------ RECORDS SHOWN

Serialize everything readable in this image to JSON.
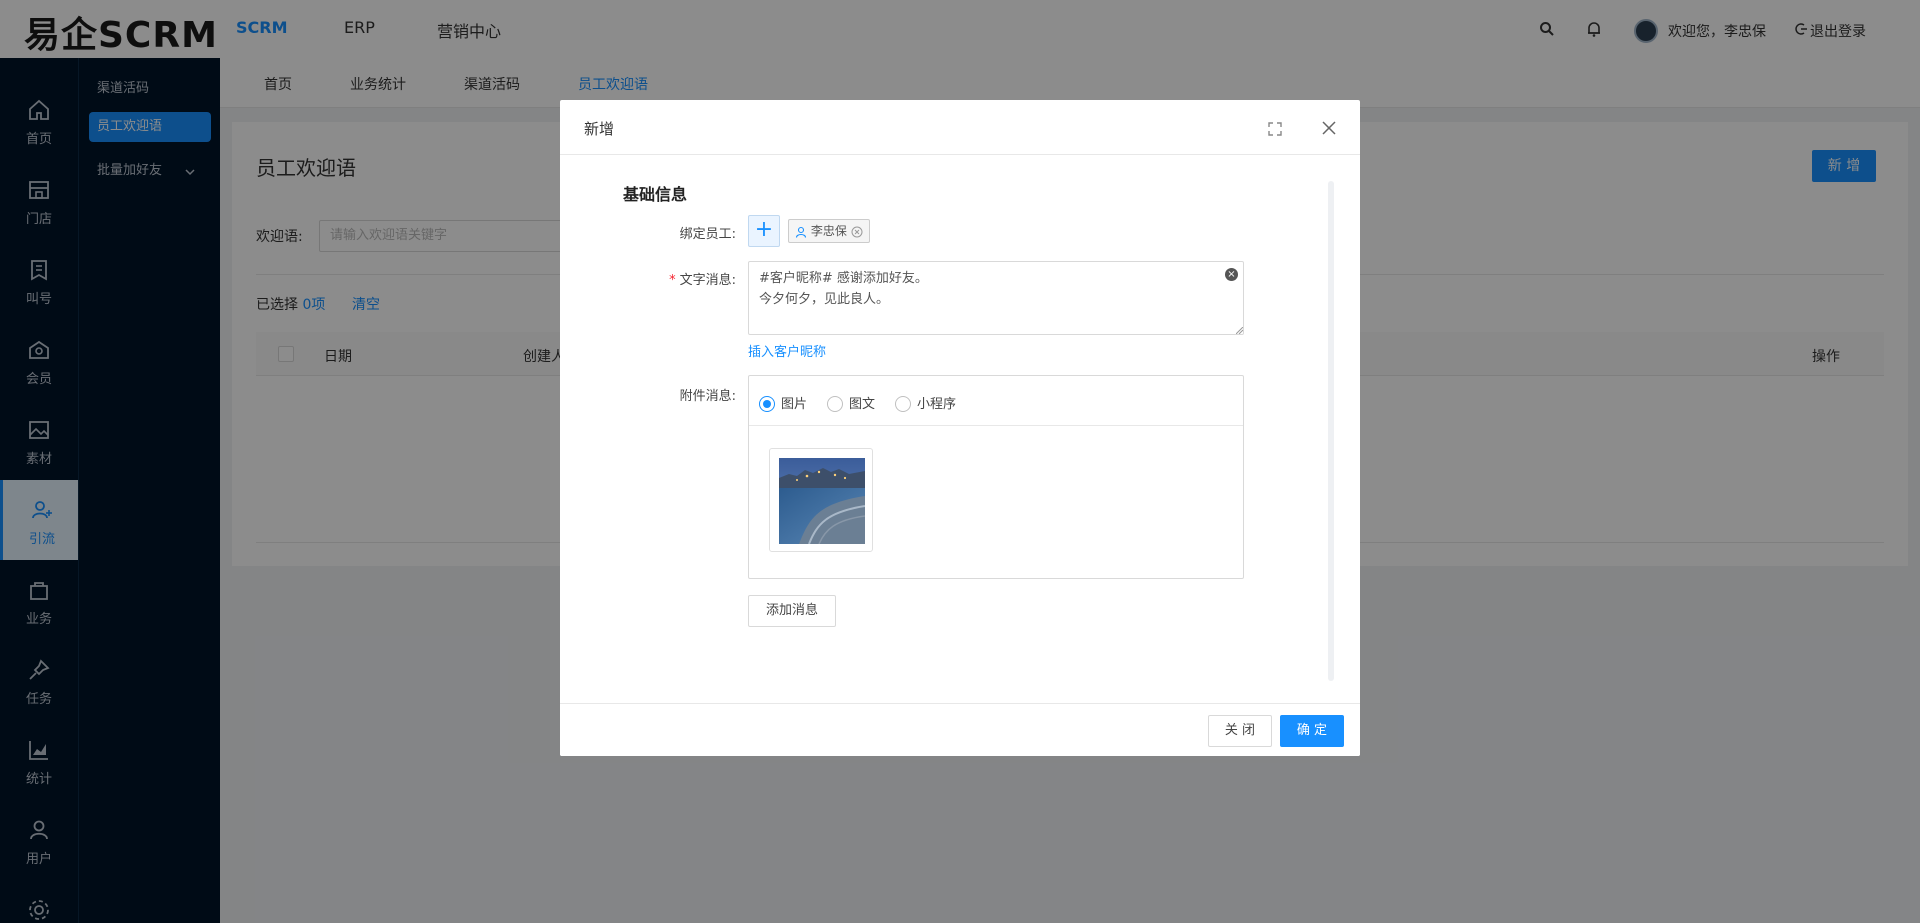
{
  "app": {
    "logo": "易企SCRM"
  },
  "topnav": [
    {
      "label": "SCRM"
    },
    {
      "label": "ERP"
    },
    {
      "label": "营销中心"
    }
  ],
  "user": {
    "welcome": "欢迎您，李忠保",
    "logout": "退出登录"
  },
  "iconnav": [
    {
      "label": "首页",
      "icon": "home-icon"
    },
    {
      "label": "门店",
      "icon": "store-icon"
    },
    {
      "label": "叫号",
      "icon": "ticket-icon"
    },
    {
      "label": "会员",
      "icon": "member-icon"
    },
    {
      "label": "素材",
      "icon": "image-icon"
    },
    {
      "label": "引流",
      "icon": "user-plus-icon"
    },
    {
      "label": "业务",
      "icon": "bag-icon"
    },
    {
      "label": "任务",
      "icon": "pin-icon"
    },
    {
      "label": "统计",
      "icon": "chart-icon"
    },
    {
      "label": "用户",
      "icon": "user-icon"
    }
  ],
  "subnav": [
    {
      "label": "渠道活码"
    },
    {
      "label": "员工欢迎语"
    },
    {
      "label": "批量加好友"
    }
  ],
  "tabs": [
    {
      "label": "首页"
    },
    {
      "label": "业务统计"
    },
    {
      "label": "渠道活码"
    },
    {
      "label": "员工欢迎语"
    }
  ],
  "page": {
    "title": "员工欢迎语",
    "new_label": "新 增",
    "filter_label": "欢迎语:",
    "filter_placeholder": "请输入欢迎语关键字",
    "selected_prefix": "已选择",
    "selected_count": "0项",
    "clear_label": "清空",
    "columns": [
      "日期",
      "创建人",
      "操作"
    ]
  },
  "dialog": {
    "title": "新增",
    "section": "基础信息",
    "staff_label": "绑定员工:",
    "staff_add": "+",
    "staff_tag": "李忠保",
    "text_label": "文字消息:",
    "text_value": "#客户昵称# 感谢添加好友。\n今夕何夕，见此良人。",
    "insert_link": "插入客户昵称",
    "attach_label": "附件消息:",
    "attach_options": [
      "图片",
      "图文",
      "小程序"
    ],
    "attach_selected": "图片",
    "add_message": "添加消息",
    "close_label": "关 闭",
    "ok_label": "确 定"
  },
  "colors": {
    "accent": "#1890ff",
    "sidebar": "#001529",
    "overlay": "rgba(0,0,0,0.45)"
  }
}
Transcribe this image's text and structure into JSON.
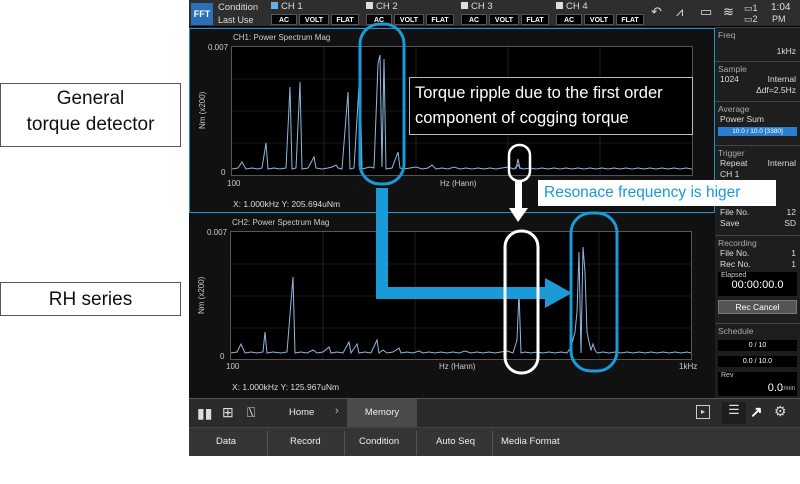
{
  "labels": {
    "general": "General\ntorque detector",
    "rh": "RH series"
  },
  "topbar": {
    "mode": "FFT",
    "condition": "Condition",
    "last_use": "Last Use",
    "channels": [
      {
        "name": "CH 1"
      },
      {
        "name": "CH 2"
      },
      {
        "name": "CH 3"
      },
      {
        "name": "CH 4"
      }
    ],
    "tags": [
      "AC",
      "VOLT",
      "FLAT"
    ],
    "time": "1:04",
    "ampm": "PM",
    "batt1": "1",
    "batt2": "2"
  },
  "side": {
    "freq_h": "Freq",
    "freq_v": "1kHz",
    "sample_h": "Sample",
    "sample_n": "1024",
    "sample_mode": "Internal",
    "sample_df": "Δdf=2.5Hz",
    "avg_h": "Average",
    "avg_mode": "Power Sum",
    "avg_bar": "10.0 / 10.0 [3380]",
    "trig_h": "Trigger",
    "trig_repeat": "Repeat",
    "trig_mode": "Internal",
    "trig_ch": "CH 1",
    "file_no_lbl": "File No.",
    "file_no": "12",
    "save_lbl": "Save",
    "save_v": "SD",
    "rec_h": "Recording",
    "rec_file_lbl": "File No.",
    "rec_file": "1",
    "rec_no_lbl": "Rec No.",
    "rec_no": "1",
    "elapsed_lbl": "Elapsed",
    "elapsed": "00:00:00.0",
    "rec_cancel": "Rec Cancel",
    "sched_h": "Schedule",
    "sched1": "0 / 10",
    "sched2": "0.0 / 10.0",
    "rev_lbl": "Rev",
    "rev_v": "0.0",
    "rev_unit": "r/min"
  },
  "graph1": {
    "title": "CH1: Power Spectrum Mag",
    "ymax": "0.007",
    "ymin": "0",
    "ylabel": "Nm (x200)",
    "xmin": "100",
    "xlabel": "Hz (Hann)",
    "readout": "X: 1.000kHz Y: 205.694uNm"
  },
  "graph2": {
    "title": "CH2: Power Spectrum Mag",
    "ymax": "0.007",
    "ymin": "0",
    "ylabel": "Nm (x200)",
    "xmin": "100",
    "xmax": "1kHz",
    "xlabel": "Hz (Hann)",
    "readout": "X: 1.000kHz Y: 125.967uNm"
  },
  "bottombar": {
    "home": "Home",
    "memory": "Memory"
  },
  "menubar": {
    "data": "Data",
    "record": "Record",
    "condition": "Condition",
    "autoseq": "Auto Seq",
    "media": "Media Format"
  },
  "annotations": {
    "ripple_line1": "Torque ripple due to the first order",
    "ripple_line2": "component of cogging torque",
    "resonance": "Resonace frequency is higer"
  },
  "colors": {
    "accent": "#1a9ad6",
    "trace": "#8fb8e0"
  }
}
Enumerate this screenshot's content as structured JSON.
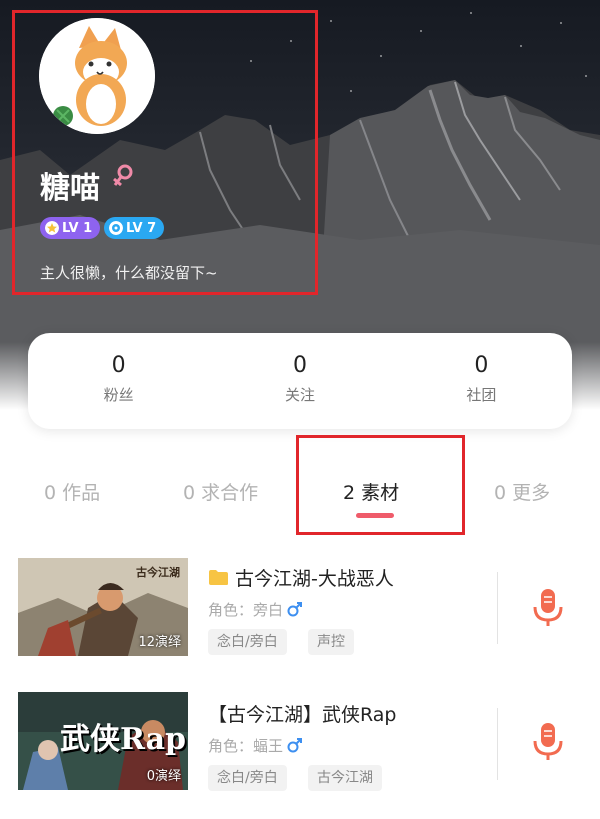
{
  "profile": {
    "username": "糖喵",
    "badges": [
      {
        "label": "LV 1",
        "icon": "star-icon"
      },
      {
        "label": "LV 7",
        "icon": "disc-icon"
      }
    ],
    "bio": "主人很懒，什么都没留下~"
  },
  "stats": [
    {
      "value": "0",
      "label": "粉丝"
    },
    {
      "value": "0",
      "label": "关注"
    },
    {
      "value": "0",
      "label": "社团"
    }
  ],
  "tabs": [
    {
      "label": "0 作品",
      "active": false
    },
    {
      "label": "0 求合作",
      "active": false
    },
    {
      "label": "2 素材",
      "active": true
    },
    {
      "label": "0 更多",
      "active": false
    }
  ],
  "items": [
    {
      "thumb_count": "12演绎",
      "thumb_caption": "古今江湖",
      "title": "古今江湖-大战恶人",
      "role": "角色：旁白",
      "tags": [
        "念白/旁白",
        "声控"
      ]
    },
    {
      "thumb_count": "0演绎",
      "thumb_caption": "武侠Rap",
      "title": "【古今江湖】武侠Rap",
      "role": "角色：蝠王",
      "tags": [
        "念白/旁白",
        "古今江湖"
      ]
    }
  ],
  "colors": {
    "accent": "#ef5b6a",
    "mic": "#f26b50",
    "highlight_box": "#e1262b",
    "badge_lv1": "#8e63ef",
    "badge_lv7": "#2aa8f2",
    "male": "#3d8ff0",
    "female": "#f08aa8"
  }
}
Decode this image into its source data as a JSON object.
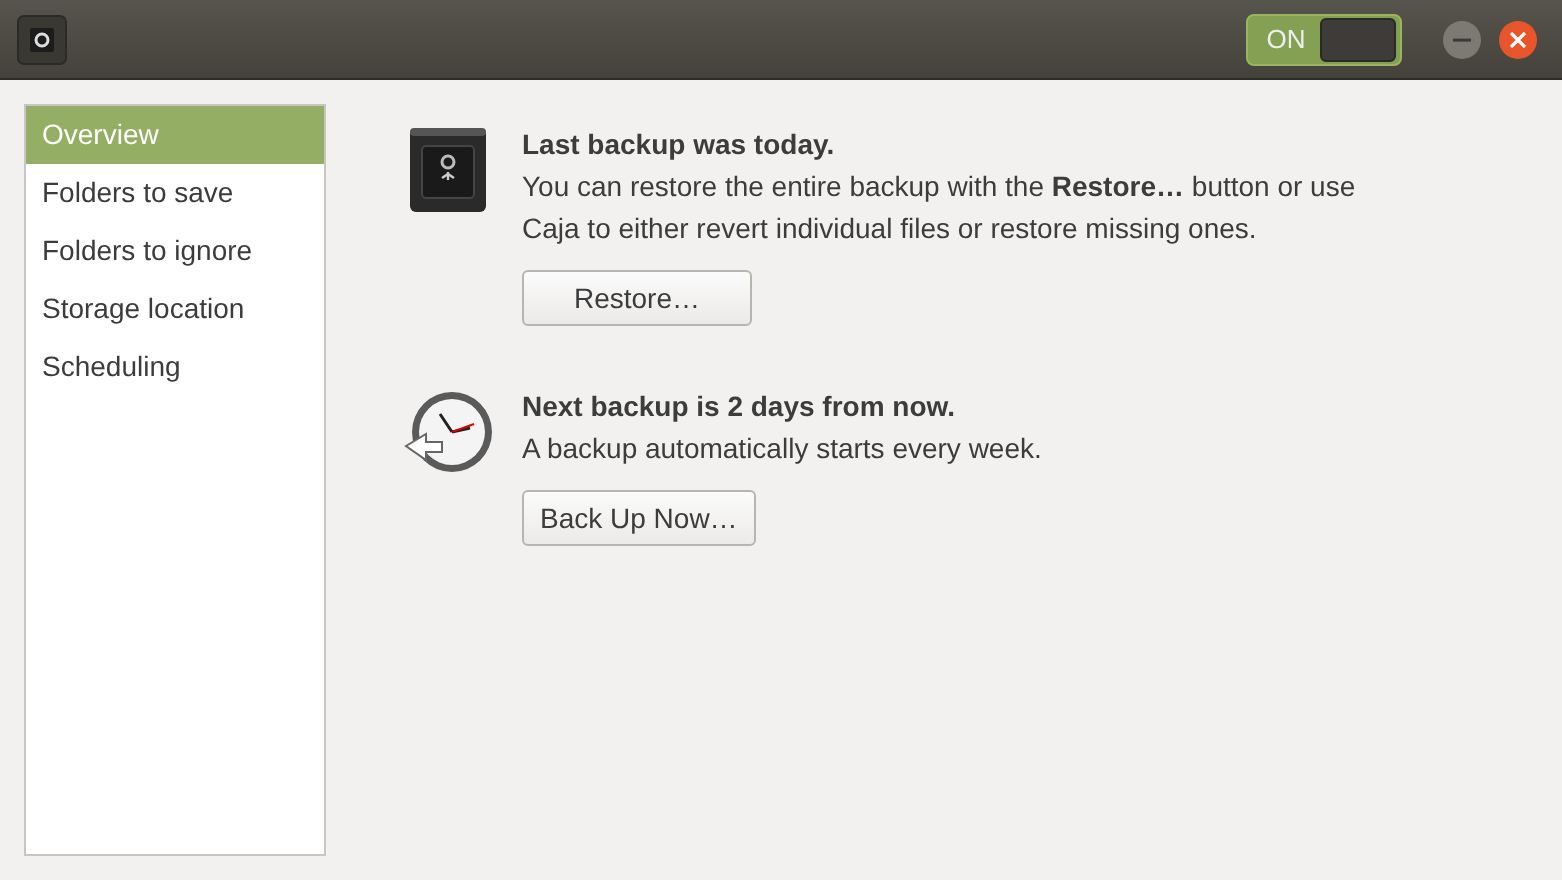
{
  "header": {
    "switch": {
      "label": "ON",
      "on": true
    }
  },
  "sidebar": {
    "items": [
      {
        "label": "Overview",
        "selected": true
      },
      {
        "label": "Folders to save",
        "selected": false
      },
      {
        "label": "Folders to ignore",
        "selected": false
      },
      {
        "label": "Storage location",
        "selected": false
      },
      {
        "label": "Scheduling",
        "selected": false
      }
    ]
  },
  "sections": [
    {
      "kind": "last",
      "title": "Last backup was today.",
      "text": "You can restore the entire backup with the **Restore…** button or use Caja to either revert individual files or restore missing ones.",
      "button": "Restore…"
    },
    {
      "kind": "next",
      "title": "Next backup is 2 days from now.",
      "text": "A backup automatically starts every week.",
      "button": "Back Up Now…"
    }
  ]
}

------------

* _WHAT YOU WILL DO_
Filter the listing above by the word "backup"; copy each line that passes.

* _ANSWER_
      "title": "Last backup was today.",
      "text": "You can restore the entire backup with the **Restore…** button or use Caja to either revert individual files or restore missing ones.",
      "title": "Next backup is 2 days from now.",
      "text": "A backup automatically starts every week.",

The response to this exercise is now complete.